# EXERCISE AIM
Every line of the listing below is to be duplicated exactly, with the pictures left out.

____________

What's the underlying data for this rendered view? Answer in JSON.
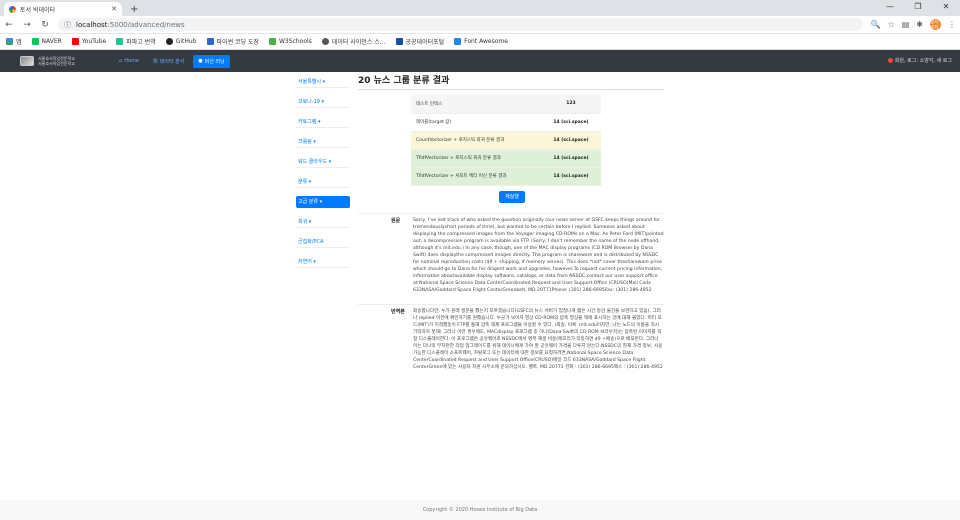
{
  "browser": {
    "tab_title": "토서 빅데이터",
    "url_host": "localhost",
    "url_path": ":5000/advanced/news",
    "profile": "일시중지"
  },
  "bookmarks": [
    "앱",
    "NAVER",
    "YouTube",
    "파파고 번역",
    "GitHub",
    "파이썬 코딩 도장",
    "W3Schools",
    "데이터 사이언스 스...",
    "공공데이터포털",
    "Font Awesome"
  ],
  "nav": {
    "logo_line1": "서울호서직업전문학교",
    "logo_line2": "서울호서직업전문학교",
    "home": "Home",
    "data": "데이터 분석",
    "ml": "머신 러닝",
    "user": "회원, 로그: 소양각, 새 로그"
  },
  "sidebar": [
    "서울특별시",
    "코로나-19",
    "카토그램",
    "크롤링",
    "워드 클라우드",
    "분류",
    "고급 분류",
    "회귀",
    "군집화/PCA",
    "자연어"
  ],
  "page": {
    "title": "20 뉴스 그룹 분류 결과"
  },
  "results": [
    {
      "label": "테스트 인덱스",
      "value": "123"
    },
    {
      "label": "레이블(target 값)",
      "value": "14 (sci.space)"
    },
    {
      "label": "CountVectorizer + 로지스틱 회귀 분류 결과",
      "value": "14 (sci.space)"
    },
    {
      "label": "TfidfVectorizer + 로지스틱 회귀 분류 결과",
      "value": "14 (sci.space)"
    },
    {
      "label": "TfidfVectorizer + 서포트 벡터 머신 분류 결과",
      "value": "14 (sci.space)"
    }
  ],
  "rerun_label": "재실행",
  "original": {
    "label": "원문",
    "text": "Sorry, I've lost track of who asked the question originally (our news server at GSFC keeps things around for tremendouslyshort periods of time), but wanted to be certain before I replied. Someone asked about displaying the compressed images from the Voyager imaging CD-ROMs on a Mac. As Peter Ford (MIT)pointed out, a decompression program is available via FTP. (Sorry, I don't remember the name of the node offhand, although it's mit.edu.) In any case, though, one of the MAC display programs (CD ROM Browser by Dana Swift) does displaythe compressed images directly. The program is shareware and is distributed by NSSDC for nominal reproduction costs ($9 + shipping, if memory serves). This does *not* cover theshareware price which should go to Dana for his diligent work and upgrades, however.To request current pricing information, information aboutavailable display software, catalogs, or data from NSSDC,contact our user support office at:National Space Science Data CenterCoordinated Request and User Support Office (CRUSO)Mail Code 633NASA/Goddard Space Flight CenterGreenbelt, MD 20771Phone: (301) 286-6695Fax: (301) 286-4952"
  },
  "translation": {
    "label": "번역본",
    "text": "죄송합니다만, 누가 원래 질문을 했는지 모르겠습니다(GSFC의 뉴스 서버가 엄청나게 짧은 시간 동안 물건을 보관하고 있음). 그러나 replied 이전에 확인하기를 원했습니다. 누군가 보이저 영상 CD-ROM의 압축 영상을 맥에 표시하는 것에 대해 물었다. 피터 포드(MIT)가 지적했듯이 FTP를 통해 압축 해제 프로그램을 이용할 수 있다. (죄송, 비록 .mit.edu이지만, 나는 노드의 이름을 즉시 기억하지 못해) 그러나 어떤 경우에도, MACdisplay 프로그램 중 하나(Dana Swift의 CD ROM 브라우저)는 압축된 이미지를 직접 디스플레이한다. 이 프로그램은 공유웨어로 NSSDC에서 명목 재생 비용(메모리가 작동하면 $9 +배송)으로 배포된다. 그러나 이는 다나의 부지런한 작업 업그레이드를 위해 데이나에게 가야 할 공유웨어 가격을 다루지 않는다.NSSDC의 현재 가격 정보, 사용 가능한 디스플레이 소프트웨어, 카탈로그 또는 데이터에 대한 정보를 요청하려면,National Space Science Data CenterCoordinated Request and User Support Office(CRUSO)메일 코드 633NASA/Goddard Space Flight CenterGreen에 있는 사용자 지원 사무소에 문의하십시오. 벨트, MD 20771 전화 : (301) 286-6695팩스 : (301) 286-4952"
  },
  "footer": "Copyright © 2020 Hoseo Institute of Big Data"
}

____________

# WORKED SOLUTION
What's the underlying data for this rendered view? Answer in JSON.
{
  "browser": {
    "tab_title": "토서 빅데이터",
    "url_host": "localhost",
    "url_path": ":5000/advanced/news",
    "profile": "일시중지"
  },
  "bookmarks": [
    "앱",
    "NAVER",
    "YouTube",
    "파파고 번역",
    "GitHub",
    "파이썬 코딩 도장",
    "W3Schools",
    "데이터 사이언스 스...",
    "공공데이터포털",
    "Font Awesome"
  ],
  "nav": {
    "logo_line1": "서울호서직업전문학교",
    "logo_line2": "서울호서직업전문학교",
    "home": "Home",
    "data": "데이터 분석",
    "ml": "머신 러닝",
    "user": "회원, 로그: 소양각, 새 로그"
  },
  "sidebar": [
    "서울특별시",
    "코로나-19",
    "카토그램",
    "크롤링",
    "워드 클라우드",
    "분류",
    "고급 분류",
    "회귀",
    "군집화/PCA",
    "자연어"
  ],
  "page": {
    "title": "20 뉴스 그룹 분류 결과"
  },
  "results": [
    {
      "label": "테스트 인덱스",
      "value": "123"
    },
    {
      "label": "레이블(target 값)",
      "value": "14 (sci.space)"
    },
    {
      "label": "CountVectorizer + 로지스틱 회귀 분류 결과",
      "value": "14 (sci.space)"
    },
    {
      "label": "TfidfVectorizer + 로지스틱 회귀 분류 결과",
      "value": "14 (sci.space)"
    },
    {
      "label": "TfidfVectorizer + 서포트 벡터 머신 분류 결과",
      "value": "14 (sci.space)"
    }
  ],
  "rerun_label": "재실행",
  "original": {
    "label": "원문",
    "text": "Sorry, I've lost track of who asked the question originally (our news server at GSFC keeps things around for tremendouslyshort periods of time), but wanted to be certain before I replied. Someone asked about displaying the compressed images from the Voyager imaging CD-ROMs on a Mac. As Peter Ford (MIT)pointed out, a decompression program is available via FTP. (Sorry, I don't remember the name of the node offhand, although it's mit.edu.) In any case, though, one of the MAC display programs (CD ROM Browser by Dana Swift) does displaythe compressed images directly. The program is shareware and is distributed by NSSDC for nominal reproduction costs ($9 + shipping, if memory serves). This does *not* cover theshareware price which should go to Dana for his diligent work and upgrades, however.To request current pricing information, information aboutavailable display software, catalogs, or data from NSSDC,contact our user support office at:National Space Science Data CenterCoordinated Request and User Support Office (CRUSO)Mail Code 633NASA/Goddard Space Flight CenterGreenbelt, MD 20771Phone: (301) 286-6695Fax: (301) 286-4952"
  },
  "translation": {
    "label": "번역본",
    "text": "죄송합니다만, 누가 원래 질문을 했는지 모르겠습니다(GSFC의 뉴스 서버가 엄청나게 짧은 시간 동안 물건을 보관하고 있음). 그러나 replied 이전에 확인하기를 원했습니다. 누군가 보이저 영상 CD-ROM의 압축 영상을 맥에 표시하는 것에 대해 물었다. 피터 포드(MIT)가 지적했듯이 FTP를 통해 압축 해제 프로그램을 이용할 수 있다. (죄송, 비록 .mit.edu이지만, 나는 노드의 이름을 즉시 기억하지 못해) 그러나 어떤 경우에도, MACdisplay 프로그램 중 하나(Dana Swift의 CD ROM 브라우저)는 압축된 이미지를 직접 디스플레이한다. 이 프로그램은 공유웨어로 NSSDC에서 명목 재생 비용(메모리가 작동하면 $9 +배송)으로 배포된다. 그러나 이는 다나의 부지런한 작업 업그레이드를 위해 데이나에게 가야 할 공유웨어 가격을 다루지 않는다.NSSDC의 현재 가격 정보, 사용 가능한 디스플레이 소프트웨어, 카탈로그 또는 데이터에 대한 정보를 요청하려면,National Space Science Data CenterCoordinated Request and User Support Office(CRUSO)메일 코드 633NASA/Goddard Space Flight CenterGreen에 있는 사용자 지원 사무소에 문의하십시오. 벨트, MD 20771 전화 : (301) 286-6695팩스 : (301) 286-4952"
  },
  "footer": "Copyright © 2020 Hoseo Institute of Big Data"
}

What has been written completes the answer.